- BRIEF:
Check each line of the entries. Copy the ones that contain the string "EVENT".

Data records:
[Start of section]
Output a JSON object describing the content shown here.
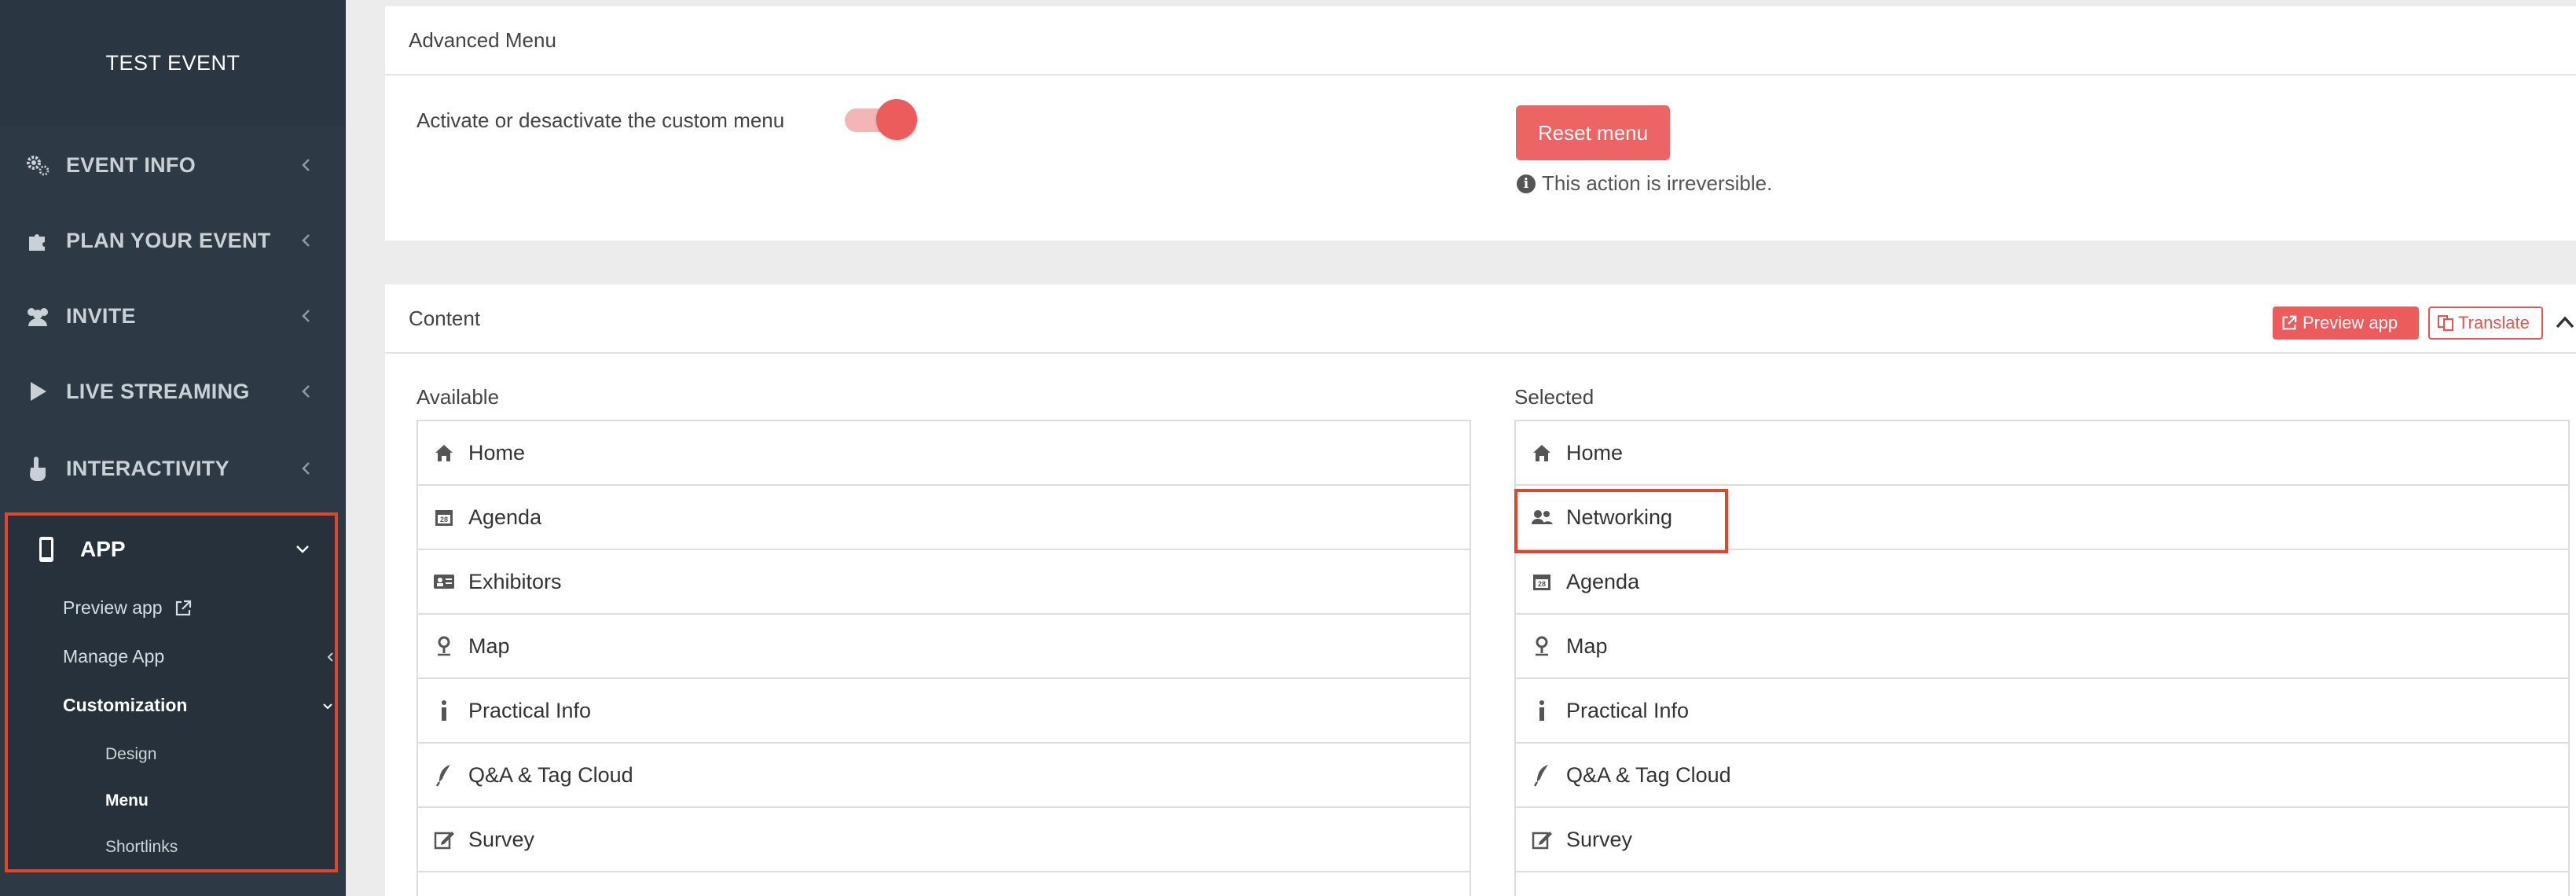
{
  "sidebar": {
    "brand": "TEST EVENT",
    "nav": [
      {
        "label": "EVENT INFO",
        "icon": "gears-icon"
      },
      {
        "label": "PLAN YOUR EVENT",
        "icon": "puzzle-icon"
      },
      {
        "label": "INVITE",
        "icon": "users-icon"
      },
      {
        "label": "LIVE STREAMING",
        "icon": "play-icon"
      },
      {
        "label": "INTERACTIVITY",
        "icon": "hand-pointer-icon"
      }
    ],
    "app": {
      "label": "APP",
      "icon": "mobile-icon",
      "items": [
        {
          "label": "Preview app",
          "icon": "external-link-icon"
        },
        {
          "label": "Manage App"
        },
        {
          "label": "Customization"
        }
      ],
      "customization_items": [
        "Design",
        "Menu",
        "Shortlinks"
      ],
      "active_subitem": "Menu"
    }
  },
  "advanced": {
    "title": "Advanced Menu",
    "toggle_label": "Activate or desactivate the custom menu",
    "toggle_on": true,
    "reset_label": "Reset menu",
    "warning": "This action is irreversible."
  },
  "content": {
    "title": "Content",
    "preview_label": "Preview app",
    "translate_label": "Translate",
    "available_title": "Available",
    "selected_title": "Selected",
    "available": [
      {
        "label": "Home",
        "icon": "home-icon"
      },
      {
        "label": "Agenda",
        "icon": "calendar-icon"
      },
      {
        "label": "Exhibitors",
        "icon": "id-card-icon"
      },
      {
        "label": "Map",
        "icon": "map-pin-icon"
      },
      {
        "label": "Practical Info",
        "icon": "info-icon"
      },
      {
        "label": "Q&A & Tag Cloud",
        "icon": "quill-icon"
      },
      {
        "label": "Survey",
        "icon": "edit-icon"
      }
    ],
    "selected": [
      {
        "label": "Home",
        "icon": "home-icon"
      },
      {
        "label": "Networking",
        "icon": "users-icon"
      },
      {
        "label": "Agenda",
        "icon": "calendar-icon"
      },
      {
        "label": "Map",
        "icon": "map-pin-icon"
      },
      {
        "label": "Practical Info",
        "icon": "info-icon"
      },
      {
        "label": "Q&A & Tag Cloud",
        "icon": "quill-icon"
      },
      {
        "label": "Survey",
        "icon": "edit-icon"
      }
    ]
  },
  "colors": {
    "sidebar_bg": "#2d3a46",
    "accent": "#ec5c5c",
    "highlight": "#e2452e"
  }
}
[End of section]
- SOLUTION FOR THIS PROBLEM:
    "brand": "TEST EVENT",
        "label": "EVENT INFO",
        "label": "PLAN YOUR EVENT",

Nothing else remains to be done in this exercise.